Contextual competence: anything relating to the context of projects – the relationship between the project manager and the overall organization and management

From what I’ve read so far, the ICB looks a lot like a glossary of terms outlining all the important project management terms – from startup and writing a charter to project closure (or close-out as it is called in the ICB). It’s a good read but it will not give you any practical advice since this is one of the things the ICB is defined not to be: it is not meant to be a cookbook full of recipes but instead lay the foundation that any organization may pick up to develop into its actual project management implementation. A whole chapter is dedicated to the certification and re-certification procedure. I highly recommend it to anyone considering joining the IPMA or PMI.

A particular nice feature of the ICB is, that the IPMA clearly permits national chapters to add up to 10 percent in content and methods for nation-specific details when building a national competence baseline (NCB).

Overall I think that both programs – IPMA’s and PMI’s – work well even if combined. IPMA’s ICB is certainly more theoretical while PMI’s PMBOK sides more on the practical toolset side – even if just a tiny bit (e.g. by taking into account procedures like EVA and more practical applications in regards to risk management and scheduling).

Time is flying (by), or sometimes it takes the train

I’m currently working on a feature comparison between IPMA’s and PMI’s methodologies and certification processes. While this itself takes up a good amount of time, I’ve been attending SafeCOMP 2009 in Hamburg last Tuesday. I held one of the talks in regards to object oriented programming in safety-critical applications. The preparation filled what was left to be filled in my schedule. However, SafeCOMP was a very exciting experience. Usually one does not really appreciate how much effort goes into it software development wise when one rides the train or takes an airplane. I understand the papers and presentations will be published in the next days, so I’ll hopefully be able to post a link for anyone interested.

A new type of first-person game?

IBM has built a virtual replica of China’s Forbidden City in collaboration with the palace museum. The budget for the whole venture is said to have been around 2 million dollars. They named it “The Forbidden City: Beyond Space and Time,” and it’s built using a service-oriented architecture, according to IBM’s director of citizenship and technology, John Tolva. It’s free to download and use and gives you a chance to walk around in the Forbidden City as if you were really there. You can even see other users roaming the premises and interact with them. Really amazing – especially because of the unusual SOA approach.

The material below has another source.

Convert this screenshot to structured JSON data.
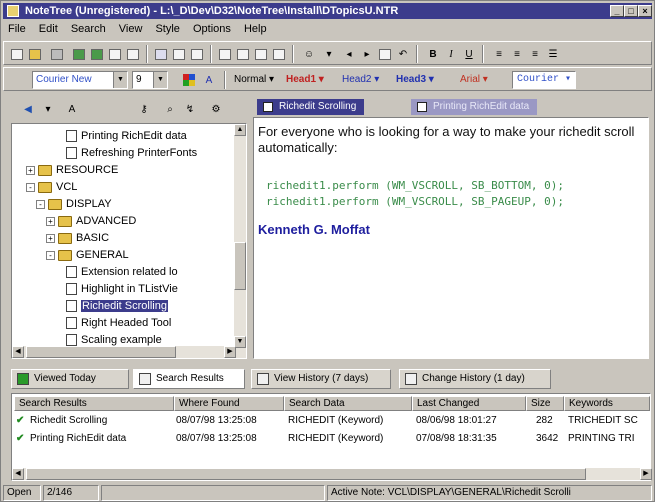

Stand-up meetings

Over the last couple years, agile development methods have been picked up by more and more companies. Many of the ideas and concepts which were created out of the principles outlined by the agile manifesto have proven useful and can be used not only in agile development but in day-to-day practice independent of the business’ working area.

One of those methods adopted by many organizations worldwide is “standup meetings”. The basic idea: a meeting is being held with all participants standing, not sitting down. As long as some constraints are fulfilled, meetings become more effective. They take less time and get results faster. There’s even special furniture which can be used to hold such meetings. (more…)